How Would You Define “Success” For Your Child?
In recent years, the word “success” has been batted around in parenting culture. This series of blog posts considers a number of views of what “success” might mean – and how that influences how we parent.
“The Triple Package: How Three Unlikely Traits Affect the Rise and Fall of Cultural Groups in America” – “Tiger Mom” Amy Chua’s new book co-authored with her husband Jeb Rubenfeld – has promoted discussion because their thesis is that certain racial groups achieve more success than others because of three fundamental factors: high self-esteem, insecurity, and self-discipline. One could debate the assumptions drawn about race and success, or the choice of factors which purportedly promote success. But less attention has been given to the indicators of success.

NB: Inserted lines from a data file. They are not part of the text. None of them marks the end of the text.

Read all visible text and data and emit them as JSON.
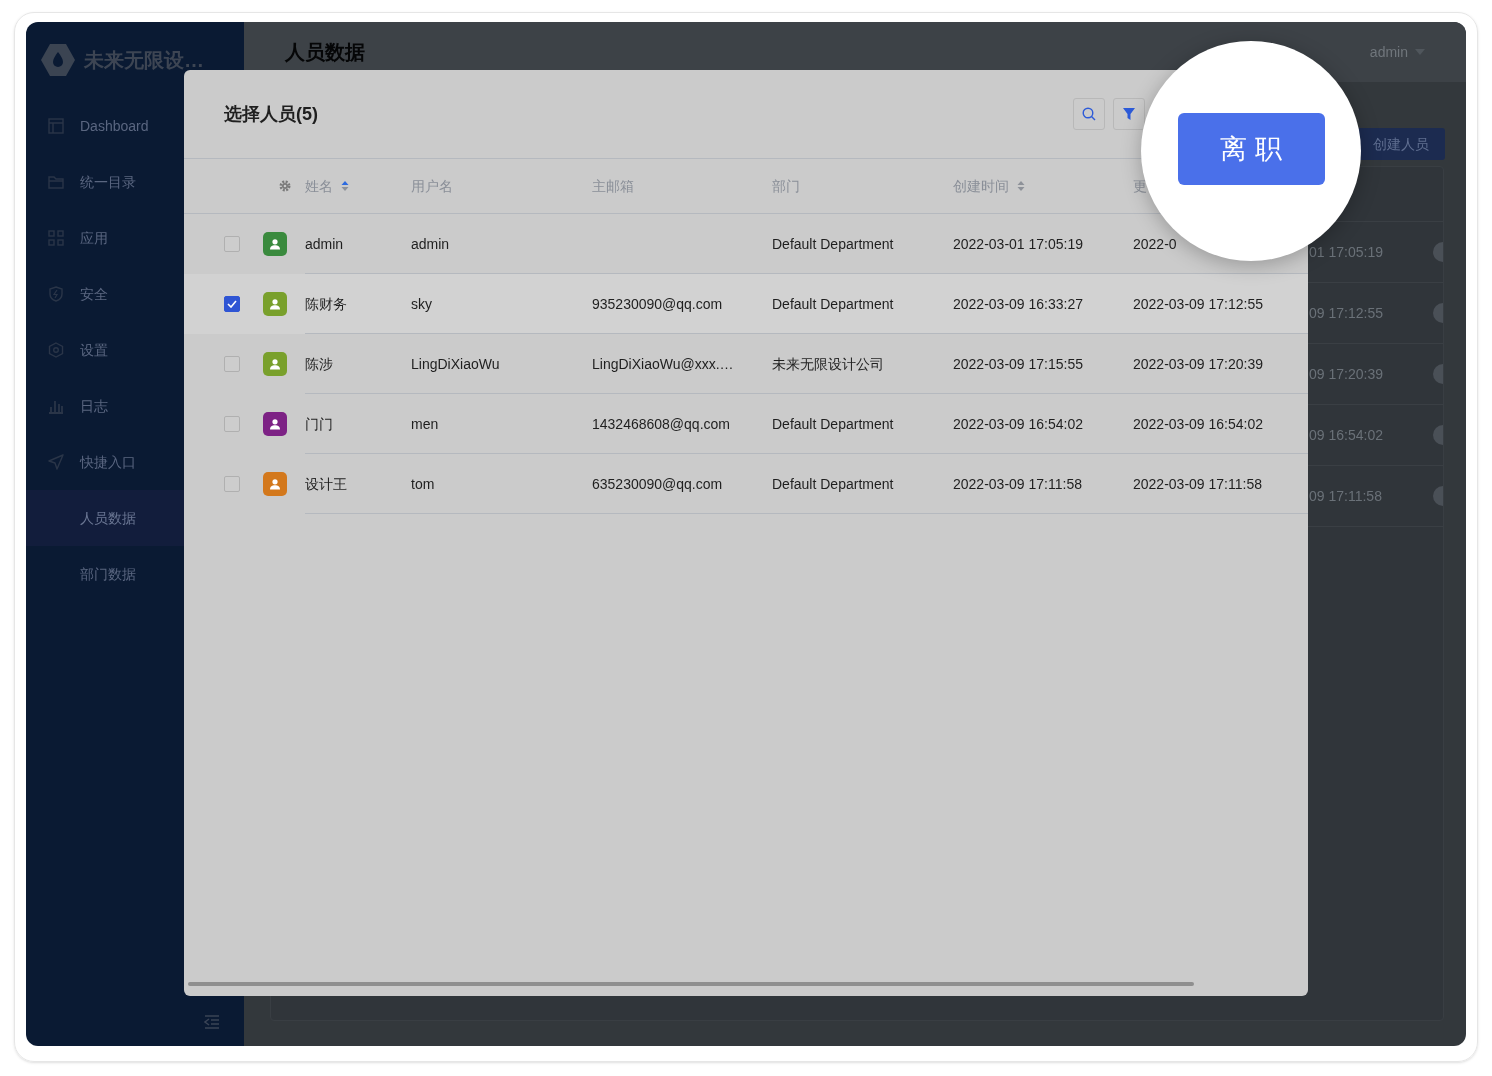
{
  "sidebar": {
    "logo_text": "未来无限设…",
    "items": [
      {
        "label": "Dashboard",
        "selected": false
      },
      {
        "label": "统一目录",
        "selected": false
      },
      {
        "label": "应用",
        "selected": false
      },
      {
        "label": "安全",
        "selected": false
      },
      {
        "label": "设置",
        "selected": false
      },
      {
        "label": "日志",
        "selected": false
      },
      {
        "label": "快捷入口",
        "selected": false,
        "children": [
          {
            "label": "人员数据",
            "selected": true
          },
          {
            "label": "部门数据",
            "selected": false
          }
        ]
      }
    ]
  },
  "page": {
    "title": "人员数据",
    "user": "admin",
    "create_button": "创建人员",
    "row_fragments": [
      "01 17:05:19",
      "09 17:12:55",
      "09 17:20:39",
      "09 16:54:02",
      "09 17:11:58"
    ]
  },
  "modal": {
    "title": "选择人员(5)",
    "columns": [
      {
        "label": "姓名",
        "sorted": true
      },
      {
        "label": "用户名"
      },
      {
        "label": "主邮箱"
      },
      {
        "label": "部门"
      },
      {
        "label": "创建时间",
        "sorted": false
      },
      {
        "label": "更"
      }
    ],
    "rows": [
      {
        "selected": false,
        "color": "#3a8a3e",
        "name": "admin",
        "username": "admin",
        "email": "",
        "department": "Default Department",
        "created": "2022-03-01 17:05:19",
        "updated": "2022-0"
      },
      {
        "selected": true,
        "color": "#79a02c",
        "name": "陈财务",
        "username": "sky",
        "email": "935230090@qq.com",
        "department": "Default Department",
        "created": "2022-03-09 16:33:27",
        "updated": "2022-03-09 17:12:55"
      },
      {
        "selected": false,
        "color": "#79a02c",
        "name": "陈涉",
        "username": "LingDiXiaoWu",
        "email": "LingDiXiaoWu@xxx.…",
        "department": "未来无限设计公司",
        "created": "2022-03-09 17:15:55",
        "updated": "2022-03-09 17:20:39"
      },
      {
        "selected": false,
        "color": "#7d2285",
        "name": "门门",
        "username": "men",
        "email": "1432468608@qq.com",
        "department": "Default Department",
        "created": "2022-03-09 16:54:02",
        "updated": "2022-03-09 16:54:02"
      },
      {
        "selected": false,
        "color": "#d3781c",
        "name": "设计王",
        "username": "tom",
        "email": "635230090@qq.com",
        "department": "Default Department",
        "created": "2022-03-09 17:11:58",
        "updated": "2022-03-09 17:11:58"
      }
    ],
    "action_button": "离 职"
  }
}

While “The Triple Package” isn’t about parenting per se, it certainly embeds ideas about development and the factors that influence “successful” trajectories. Thus, through the lens of parenting, the question raised here is if these are really the most important things we would want for our children.

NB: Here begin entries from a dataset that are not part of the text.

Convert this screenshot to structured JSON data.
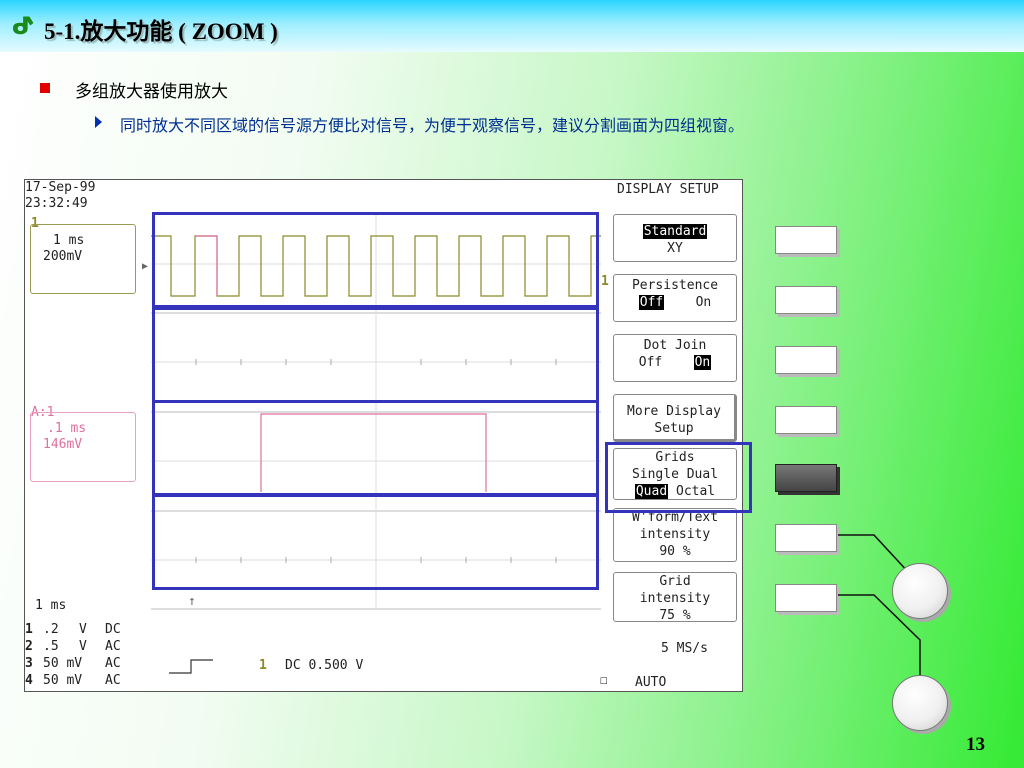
{
  "slide": {
    "title": "5-1.放大功能 ( ZOOM )",
    "title_icon": "ribbon-logo-icon",
    "bullet1": "多组放大器使用放大",
    "bullet2": "同时放大不同区域的信号源方便比对信号，为便于观察信号，建议分割画面为四组视窗。",
    "page_number": "13"
  },
  "scope": {
    "date": "17-Sep-99",
    "time": "23:32:49",
    "menu_title": "DISPLAY SETUP",
    "trace1": {
      "marker": "1",
      "timebase": "1 ms",
      "volts": "200mV"
    },
    "trace_a": {
      "marker": "A:1",
      "timebase": ".1 ms",
      "volts": "146mV"
    },
    "trace1_right_marker": "1",
    "timebase": "1 ms",
    "channels": [
      {
        "num": "1",
        "scale": ".2",
        "unit": "V",
        "coupling": "DC"
      },
      {
        "num": "2",
        "scale": ".5",
        "unit": "V",
        "coupling": "AC"
      },
      {
        "num": "3",
        "scale": "50 mV",
        "unit": "",
        "coupling": "AC"
      },
      {
        "num": "4",
        "scale": "50 mV",
        "unit": "",
        "coupling": "AC"
      }
    ],
    "trigger_source": "1",
    "trigger_level": "DC 0.500 V",
    "sample_rate": "5 MS/s",
    "trigger_mode": "AUTO",
    "menu": {
      "display_standard": "Standard",
      "display_xy": "XY",
      "persistence_label": "Persistence",
      "persistence_off": "Off",
      "persistence_on": "On",
      "dotjoin_label": "Dot Join",
      "dotjoin_off": "Off",
      "dotjoin_on": "On",
      "more_line1": "More Display",
      "more_line2": "Setup",
      "grids_label": "Grids",
      "grids_single": "Single",
      "grids_dual": "Dual",
      "grids_quad": "Quad",
      "grids_octal": "Octal",
      "wform_label": "W'form/Text",
      "wform_line": "intensity",
      "wform_value": "90 %",
      "grid_label": "Grid",
      "grid_line": "intensity",
      "grid_value": "75 %"
    }
  },
  "colors": {
    "trace1": "#8a8a2a",
    "trace_a": "#e070a0",
    "highlight": "#3333bb",
    "bullet_square": "#e00000"
  }
}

Consider these benchmarks highlighted in the book:
- Occupational Status
- Test Scores
These are certainly outcomes that matter to a degree for our kids. We certainly make parenting choices to positively influence how our kids perform on tests, what occupational status they eventually achieve, and the income level that they reach. But the fact that they are highlighted as the starting point of the thesis under study provides an assumption that these indicators are benchmarks of success.

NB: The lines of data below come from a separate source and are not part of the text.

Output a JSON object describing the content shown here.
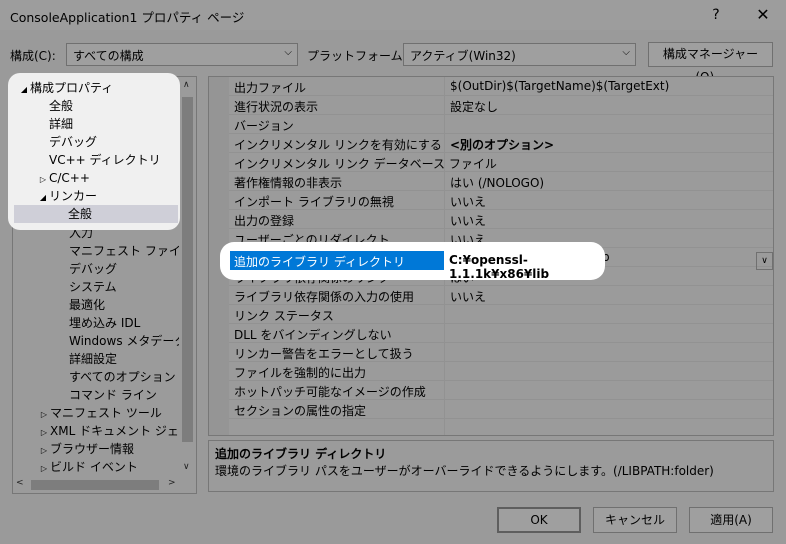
{
  "window": {
    "title": "ConsoleApplication1 プロパティ ページ",
    "help": "?",
    "close": "✕"
  },
  "config": {
    "config_label": "構成(C):",
    "config_value": "すべての構成",
    "platform_label": "プラットフォーム(P):",
    "platform_value": "アクティブ(Win32)",
    "manager_button": "構成マネージャー(O)..."
  },
  "tree": {
    "items": [
      {
        "label": "構成プロパティ",
        "twisty": "◢",
        "indent": 0
      },
      {
        "label": "全般",
        "twisty": "",
        "indent": 1
      },
      {
        "label": "詳細",
        "twisty": "",
        "indent": 1
      },
      {
        "label": "デバッグ",
        "twisty": "",
        "indent": 1
      },
      {
        "label": "VC++ ディレクトリ",
        "twisty": "",
        "indent": 1
      },
      {
        "label": "C/C++",
        "twisty": "▷",
        "indent": 1
      },
      {
        "label": "リンカー",
        "twisty": "◢",
        "indent": 1
      },
      {
        "label": "全般",
        "twisty": "",
        "indent": 2
      },
      {
        "label": "入力",
        "twisty": "",
        "indent": 2
      },
      {
        "label": "マニフェスト ファイル",
        "twisty": "",
        "indent": 2
      },
      {
        "label": "デバッグ",
        "twisty": "",
        "indent": 2
      },
      {
        "label": "システム",
        "twisty": "",
        "indent": 2
      },
      {
        "label": "最適化",
        "twisty": "",
        "indent": 2
      },
      {
        "label": "埋め込み IDL",
        "twisty": "",
        "indent": 2
      },
      {
        "label": "Windows メタデータ",
        "twisty": "",
        "indent": 2
      },
      {
        "label": "詳細設定",
        "twisty": "",
        "indent": 2
      },
      {
        "label": "すべてのオプション",
        "twisty": "",
        "indent": 2
      },
      {
        "label": "コマンド ライン",
        "twisty": "",
        "indent": 2
      },
      {
        "label": "マニフェスト ツール",
        "twisty": "▷",
        "indent": 1
      },
      {
        "label": "XML ドキュメント ジェネレー",
        "twisty": "▷",
        "indent": 1
      },
      {
        "label": "ブラウザー情報",
        "twisty": "▷",
        "indent": 1
      },
      {
        "label": "ビルド イベント",
        "twisty": "▷",
        "indent": 1
      }
    ]
  },
  "grid": {
    "rows": [
      {
        "name": "出力ファイル",
        "value": "$(OutDir)$(TargetName)$(TargetExt)"
      },
      {
        "name": "進行状況の表示",
        "value": "設定なし"
      },
      {
        "name": "バージョン",
        "value": ""
      },
      {
        "name": "インクリメンタル リンクを有効にする",
        "value": "<別のオプション>"
      },
      {
        "name": "インクリメンタル リンク データベース ファイル",
        "value": ""
      },
      {
        "name": "著作権情報の非表示",
        "value": "はい (/NOLOGO)"
      },
      {
        "name": "インポート ライブラリの無視",
        "value": "いいえ"
      },
      {
        "name": "出力の登録",
        "value": "いいえ"
      },
      {
        "name": "ユーザーごとのリダイレクト",
        "value": "いいえ"
      },
      {
        "name": "追加のライブラリ ディレクトリ",
        "value": "C:¥openssl-1.1.1k¥x86¥lib"
      },
      {
        "name": "ライブラリ依存関係のリンク",
        "value": "はい"
      },
      {
        "name": "ライブラリ依存関係の入力の使用",
        "value": "いいえ"
      },
      {
        "name": "リンク ステータス",
        "value": ""
      },
      {
        "name": "DLL をバインディングしない",
        "value": ""
      },
      {
        "name": "リンカー警告をエラーとして扱う",
        "value": ""
      },
      {
        "name": "ファイルを強制的に出力",
        "value": ""
      },
      {
        "name": "ホットパッチ可能なイメージの作成",
        "value": ""
      },
      {
        "name": "セクションの属性の指定",
        "value": ""
      }
    ]
  },
  "description": {
    "title": "追加のライブラリ ディレクトリ",
    "text": "環境のライブラリ パスをユーザーがオーバーライドできるようにします。(/LIBPATH:folder)"
  },
  "buttons": {
    "ok": "OK",
    "cancel": "キャンセル",
    "apply": "適用(A)"
  }
}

They may be what defines success for some people, or in fact many people. But I think it’s important, when we think about parenting, to recalibrate our thinking. While these outcomes may be goals – and important ones – for some, they aren’t necessarily the measure of success for many others. And I suspect that carries through in terms of parenting style.Add a Comment